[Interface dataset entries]
=== Section Start ===

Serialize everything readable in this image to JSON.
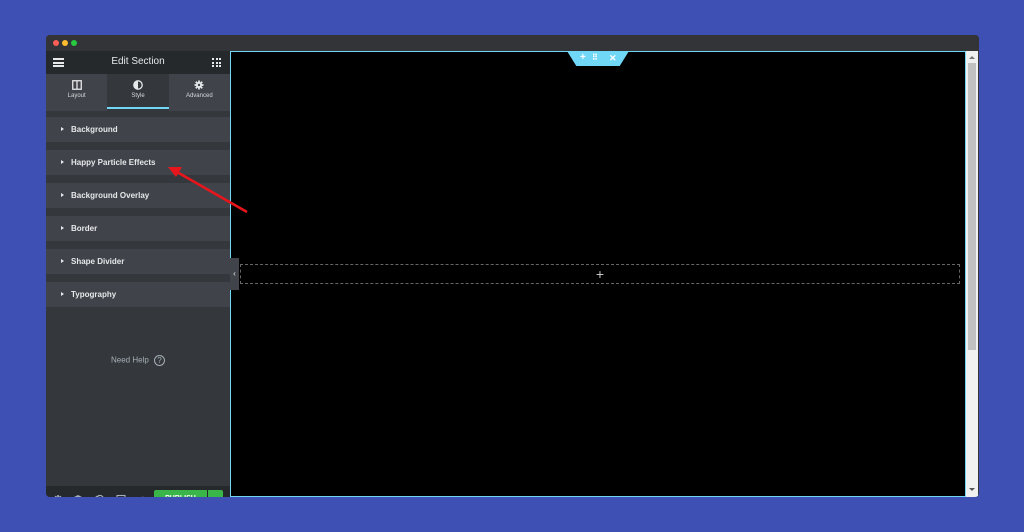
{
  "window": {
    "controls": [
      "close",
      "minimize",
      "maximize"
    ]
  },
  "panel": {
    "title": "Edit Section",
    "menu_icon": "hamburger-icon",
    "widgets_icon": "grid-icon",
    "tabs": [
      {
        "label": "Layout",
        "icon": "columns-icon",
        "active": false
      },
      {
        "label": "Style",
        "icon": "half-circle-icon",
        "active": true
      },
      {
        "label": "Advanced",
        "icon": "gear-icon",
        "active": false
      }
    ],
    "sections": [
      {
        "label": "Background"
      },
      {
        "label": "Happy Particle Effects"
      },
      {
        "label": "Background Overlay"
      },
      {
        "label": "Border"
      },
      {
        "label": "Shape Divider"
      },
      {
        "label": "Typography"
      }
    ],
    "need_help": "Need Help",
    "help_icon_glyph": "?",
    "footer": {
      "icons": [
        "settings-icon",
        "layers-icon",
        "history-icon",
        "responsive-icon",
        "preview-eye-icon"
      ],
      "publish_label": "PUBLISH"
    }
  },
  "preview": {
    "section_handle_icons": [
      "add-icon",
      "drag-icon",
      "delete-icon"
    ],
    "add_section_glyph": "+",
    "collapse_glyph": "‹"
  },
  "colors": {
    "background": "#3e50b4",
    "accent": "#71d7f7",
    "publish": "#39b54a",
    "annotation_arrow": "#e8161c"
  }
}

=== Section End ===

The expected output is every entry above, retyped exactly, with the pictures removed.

Serialize everything readable in this image to JSON.
{
  "window": {
    "controls": [
      "close",
      "minimize",
      "maximize"
    ]
  },
  "panel": {
    "title": "Edit Section",
    "menu_icon": "hamburger-icon",
    "widgets_icon": "grid-icon",
    "tabs": [
      {
        "label": "Layout",
        "icon": "columns-icon",
        "active": false
      },
      {
        "label": "Style",
        "icon": "half-circle-icon",
        "active": true
      },
      {
        "label": "Advanced",
        "icon": "gear-icon",
        "active": false
      }
    ],
    "sections": [
      {
        "label": "Background"
      },
      {
        "label": "Happy Particle Effects"
      },
      {
        "label": "Background Overlay"
      },
      {
        "label": "Border"
      },
      {
        "label": "Shape Divider"
      },
      {
        "label": "Typography"
      }
    ],
    "need_help": "Need Help",
    "help_icon_glyph": "?",
    "footer": {
      "icons": [
        "settings-icon",
        "layers-icon",
        "history-icon",
        "responsive-icon",
        "preview-eye-icon"
      ],
      "publish_label": "PUBLISH"
    }
  },
  "preview": {
    "section_handle_icons": [
      "add-icon",
      "drag-icon",
      "delete-icon"
    ],
    "add_section_glyph": "+",
    "collapse_glyph": "‹"
  },
  "colors": {
    "background": "#3e50b4",
    "accent": "#71d7f7",
    "publish": "#39b54a",
    "annotation_arrow": "#e8161c"
  }
}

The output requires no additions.